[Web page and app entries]

########

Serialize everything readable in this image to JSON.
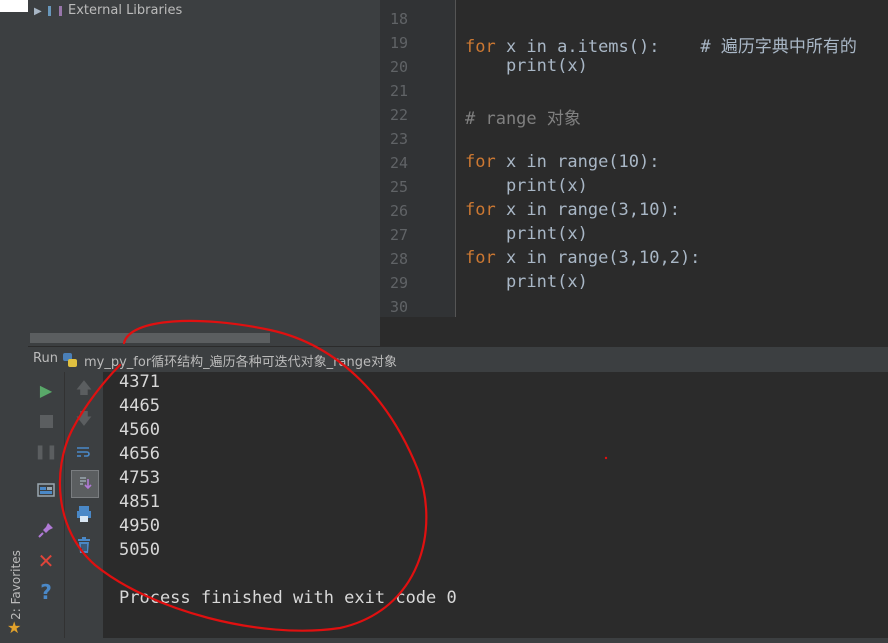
{
  "project": {
    "item_label": "External Libraries"
  },
  "editor": {
    "line_numbers": [
      "18",
      "19",
      "20",
      "21",
      "22",
      "23",
      "24",
      "25",
      "26",
      "27",
      "28",
      "29",
      "30"
    ],
    "lines": [
      {
        "kw": "",
        "rest": ""
      },
      {
        "kw": "for",
        "rest": " x in a.items():    # 遍历字典中所有的"
      },
      {
        "kw": "",
        "rest": "    print(x)"
      },
      {
        "kw": "",
        "rest": ""
      },
      {
        "kw": "",
        "rest": "# range 对象"
      },
      {
        "kw": "",
        "rest": ""
      },
      {
        "kw": "for",
        "rest": " x in range(10):"
      },
      {
        "kw": "",
        "rest": "    print(x)"
      },
      {
        "kw": "for",
        "rest": " x in range(3,10):"
      },
      {
        "kw": "",
        "rest": "    print(x)"
      },
      {
        "kw": "for",
        "rest": " x in range(3,10,2):"
      },
      {
        "kw": "",
        "rest": "    print(x)"
      },
      {
        "kw": "",
        "rest": ""
      }
    ]
  },
  "run": {
    "label": "Run",
    "config_name": "my_py_for循环结构_遍历各种可迭代对象_range对象"
  },
  "console": {
    "output": [
      "4371",
      "4465",
      "4560",
      "4656",
      "4753",
      "4851",
      "4950",
      "5050"
    ],
    "finish_message": "Process finished with exit code 0"
  },
  "sidebar": {
    "favorites_label": "2: Favorites"
  },
  "colors": {
    "keyword": "#cc7832",
    "builtin": "#8888c6",
    "number": "#6897bb",
    "comment": "#808080",
    "run_green": "#499c54",
    "annotation_red": "#e01010"
  }
}
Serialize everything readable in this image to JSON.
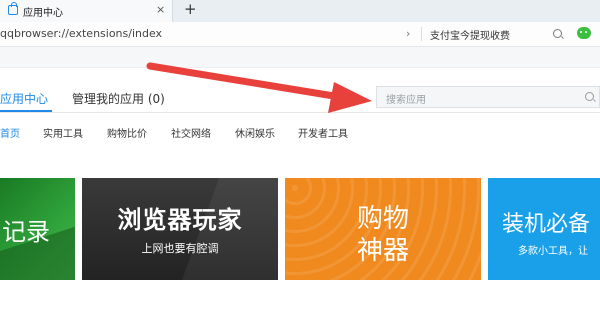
{
  "tab": {
    "title": "应用中心",
    "close": "×",
    "new_tab": "+"
  },
  "address": {
    "url": "qqbrowser://extensions/index",
    "arrow": "›",
    "hint": "支付宝今提现收费"
  },
  "header": {
    "main_tab_active": "应用中心",
    "main_tab_manage": "管理我的应用 (0)",
    "search_placeholder": "搜索应用"
  },
  "categories": [
    "首页",
    "实用工具",
    "购物比价",
    "社交网络",
    "休闲娱乐",
    "开发者工具"
  ],
  "banners": {
    "b1_text": "记录",
    "b2_title": "浏览器玩家",
    "b2_sub": "上网也要有腔调",
    "b3_line1": "购物",
    "b3_line2": "神器",
    "b4_title": "装机必备",
    "b4_sub": "多款小工具，让"
  },
  "colors": {
    "accent": "#1f8ae8",
    "arrow": "#e8413c"
  }
}
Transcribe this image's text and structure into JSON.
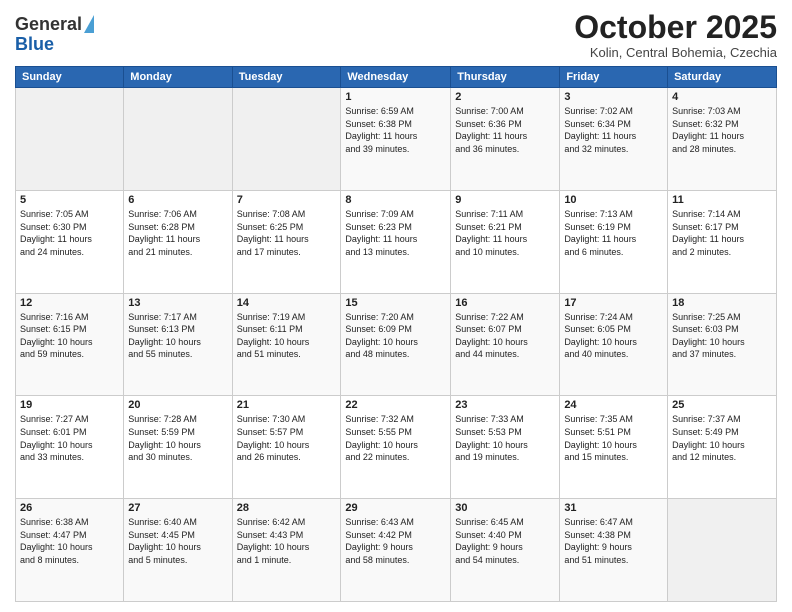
{
  "header": {
    "logo_general": "General",
    "logo_blue": "Blue",
    "month_title": "October 2025",
    "location": "Kolin, Central Bohemia, Czechia"
  },
  "days_of_week": [
    "Sunday",
    "Monday",
    "Tuesday",
    "Wednesday",
    "Thursday",
    "Friday",
    "Saturday"
  ],
  "weeks": [
    [
      {
        "day": "",
        "info": ""
      },
      {
        "day": "",
        "info": ""
      },
      {
        "day": "",
        "info": ""
      },
      {
        "day": "1",
        "info": "Sunrise: 6:59 AM\nSunset: 6:38 PM\nDaylight: 11 hours\nand 39 minutes."
      },
      {
        "day": "2",
        "info": "Sunrise: 7:00 AM\nSunset: 6:36 PM\nDaylight: 11 hours\nand 36 minutes."
      },
      {
        "day": "3",
        "info": "Sunrise: 7:02 AM\nSunset: 6:34 PM\nDaylight: 11 hours\nand 32 minutes."
      },
      {
        "day": "4",
        "info": "Sunrise: 7:03 AM\nSunset: 6:32 PM\nDaylight: 11 hours\nand 28 minutes."
      }
    ],
    [
      {
        "day": "5",
        "info": "Sunrise: 7:05 AM\nSunset: 6:30 PM\nDaylight: 11 hours\nand 24 minutes."
      },
      {
        "day": "6",
        "info": "Sunrise: 7:06 AM\nSunset: 6:28 PM\nDaylight: 11 hours\nand 21 minutes."
      },
      {
        "day": "7",
        "info": "Sunrise: 7:08 AM\nSunset: 6:25 PM\nDaylight: 11 hours\nand 17 minutes."
      },
      {
        "day": "8",
        "info": "Sunrise: 7:09 AM\nSunset: 6:23 PM\nDaylight: 11 hours\nand 13 minutes."
      },
      {
        "day": "9",
        "info": "Sunrise: 7:11 AM\nSunset: 6:21 PM\nDaylight: 11 hours\nand 10 minutes."
      },
      {
        "day": "10",
        "info": "Sunrise: 7:13 AM\nSunset: 6:19 PM\nDaylight: 11 hours\nand 6 minutes."
      },
      {
        "day": "11",
        "info": "Sunrise: 7:14 AM\nSunset: 6:17 PM\nDaylight: 11 hours\nand 2 minutes."
      }
    ],
    [
      {
        "day": "12",
        "info": "Sunrise: 7:16 AM\nSunset: 6:15 PM\nDaylight: 10 hours\nand 59 minutes."
      },
      {
        "day": "13",
        "info": "Sunrise: 7:17 AM\nSunset: 6:13 PM\nDaylight: 10 hours\nand 55 minutes."
      },
      {
        "day": "14",
        "info": "Sunrise: 7:19 AM\nSunset: 6:11 PM\nDaylight: 10 hours\nand 51 minutes."
      },
      {
        "day": "15",
        "info": "Sunrise: 7:20 AM\nSunset: 6:09 PM\nDaylight: 10 hours\nand 48 minutes."
      },
      {
        "day": "16",
        "info": "Sunrise: 7:22 AM\nSunset: 6:07 PM\nDaylight: 10 hours\nand 44 minutes."
      },
      {
        "day": "17",
        "info": "Sunrise: 7:24 AM\nSunset: 6:05 PM\nDaylight: 10 hours\nand 40 minutes."
      },
      {
        "day": "18",
        "info": "Sunrise: 7:25 AM\nSunset: 6:03 PM\nDaylight: 10 hours\nand 37 minutes."
      }
    ],
    [
      {
        "day": "19",
        "info": "Sunrise: 7:27 AM\nSunset: 6:01 PM\nDaylight: 10 hours\nand 33 minutes."
      },
      {
        "day": "20",
        "info": "Sunrise: 7:28 AM\nSunset: 5:59 PM\nDaylight: 10 hours\nand 30 minutes."
      },
      {
        "day": "21",
        "info": "Sunrise: 7:30 AM\nSunset: 5:57 PM\nDaylight: 10 hours\nand 26 minutes."
      },
      {
        "day": "22",
        "info": "Sunrise: 7:32 AM\nSunset: 5:55 PM\nDaylight: 10 hours\nand 22 minutes."
      },
      {
        "day": "23",
        "info": "Sunrise: 7:33 AM\nSunset: 5:53 PM\nDaylight: 10 hours\nand 19 minutes."
      },
      {
        "day": "24",
        "info": "Sunrise: 7:35 AM\nSunset: 5:51 PM\nDaylight: 10 hours\nand 15 minutes."
      },
      {
        "day": "25",
        "info": "Sunrise: 7:37 AM\nSunset: 5:49 PM\nDaylight: 10 hours\nand 12 minutes."
      }
    ],
    [
      {
        "day": "26",
        "info": "Sunrise: 6:38 AM\nSunset: 4:47 PM\nDaylight: 10 hours\nand 8 minutes."
      },
      {
        "day": "27",
        "info": "Sunrise: 6:40 AM\nSunset: 4:45 PM\nDaylight: 10 hours\nand 5 minutes."
      },
      {
        "day": "28",
        "info": "Sunrise: 6:42 AM\nSunset: 4:43 PM\nDaylight: 10 hours\nand 1 minute."
      },
      {
        "day": "29",
        "info": "Sunrise: 6:43 AM\nSunset: 4:42 PM\nDaylight: 9 hours\nand 58 minutes."
      },
      {
        "day": "30",
        "info": "Sunrise: 6:45 AM\nSunset: 4:40 PM\nDaylight: 9 hours\nand 54 minutes."
      },
      {
        "day": "31",
        "info": "Sunrise: 6:47 AM\nSunset: 4:38 PM\nDaylight: 9 hours\nand 51 minutes."
      },
      {
        "day": "",
        "info": ""
      }
    ]
  ]
}
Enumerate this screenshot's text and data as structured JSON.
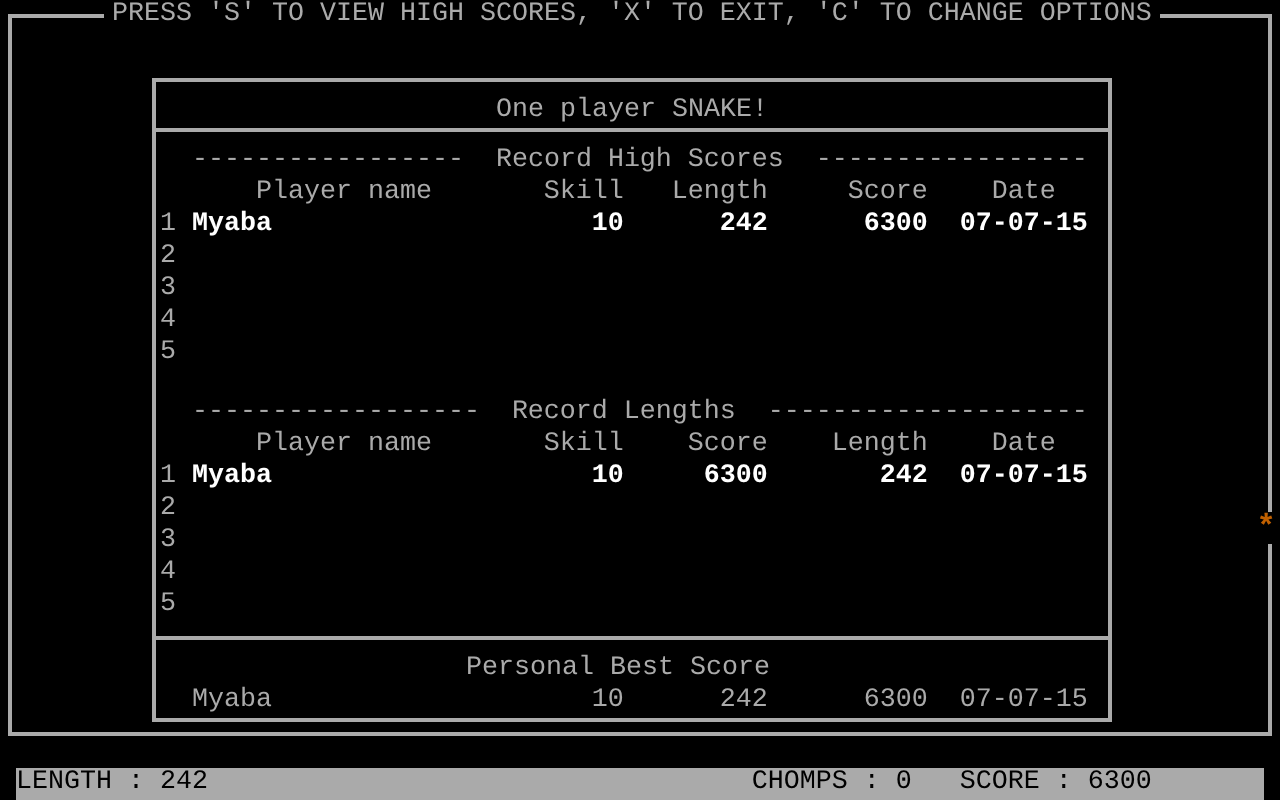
{
  "frame_title": "PRESS 'S' TO VIEW HIGH SCORES, 'X' TO EXIT, 'C' TO CHANGE OPTIONS",
  "panel_title": "One player SNAKE!",
  "tables": [
    {
      "title": "Record High Scores",
      "dashes_left": "-----------------",
      "dashes_right": "-----------------",
      "columns": [
        "Player name",
        "Skill",
        "Length",
        "Score",
        "Date"
      ],
      "rows": [
        {
          "rank": "1",
          "name": "Myaba",
          "cells": [
            "10",
            "242",
            "6300",
            "07-07-15"
          ]
        },
        {
          "rank": "2"
        },
        {
          "rank": "3"
        },
        {
          "rank": "4"
        },
        {
          "rank": "5"
        }
      ]
    },
    {
      "title": "Record Lengths",
      "dashes_left": "------------------",
      "dashes_right": "--------------------",
      "columns": [
        "Player name",
        "Skill",
        "Score",
        "Length",
        "Date"
      ],
      "rows": [
        {
          "rank": "1",
          "name": "Myaba",
          "cells": [
            "10",
            "6300",
            "242",
            "07-07-15"
          ]
        },
        {
          "rank": "2"
        },
        {
          "rank": "3"
        },
        {
          "rank": "4"
        },
        {
          "rank": "5"
        }
      ]
    }
  ],
  "personal_best": {
    "title": "Personal Best Score",
    "name": "Myaba",
    "cells": [
      "10",
      "242",
      "6300",
      "07-07-15"
    ]
  },
  "food_marker": "*",
  "status_bar": [
    "LENGTH : 242",
    "CHOMPS : 0",
    "SCORE : 6300"
  ]
}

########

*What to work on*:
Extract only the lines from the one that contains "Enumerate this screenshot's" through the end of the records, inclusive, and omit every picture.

*Solution to the problem*:
Enumerate this screenshot's text and data as structured JSON.
{
  "frame_title": "PRESS 'S' TO VIEW HIGH SCORES, 'X' TO EXIT, 'C' TO CHANGE OPTIONS",
  "panel_title": "One player SNAKE!",
  "tables": [
    {
      "title": "Record High Scores",
      "dashes_left": "-----------------",
      "dashes_right": "-----------------",
      "columns": [
        "Player name",
        "Skill",
        "Length",
        "Score",
        "Date"
      ],
      "rows": [
        {
          "rank": "1",
          "name": "Myaba",
          "cells": [
            "10",
            "242",
            "6300",
            "07-07-15"
          ]
        },
        {
          "rank": "2"
        },
        {
          "rank": "3"
        },
        {
          "rank": "4"
        },
        {
          "rank": "5"
        }
      ]
    },
    {
      "title": "Record Lengths",
      "dashes_left": "------------------",
      "dashes_right": "--------------------",
      "columns": [
        "Player name",
        "Skill",
        "Score",
        "Length",
        "Date"
      ],
      "rows": [
        {
          "rank": "1",
          "name": "Myaba",
          "cells": [
            "10",
            "6300",
            "242",
            "07-07-15"
          ]
        },
        {
          "rank": "2"
        },
        {
          "rank": "3"
        },
        {
          "rank": "4"
        },
        {
          "rank": "5"
        }
      ]
    }
  ],
  "personal_best": {
    "title": "Personal Best Score",
    "name": "Myaba",
    "cells": [
      "10",
      "242",
      "6300",
      "07-07-15"
    ]
  },
  "food_marker": "*",
  "status_bar": [
    "LENGTH : 242",
    "CHOMPS : 0",
    "SCORE : 6300"
  ]
}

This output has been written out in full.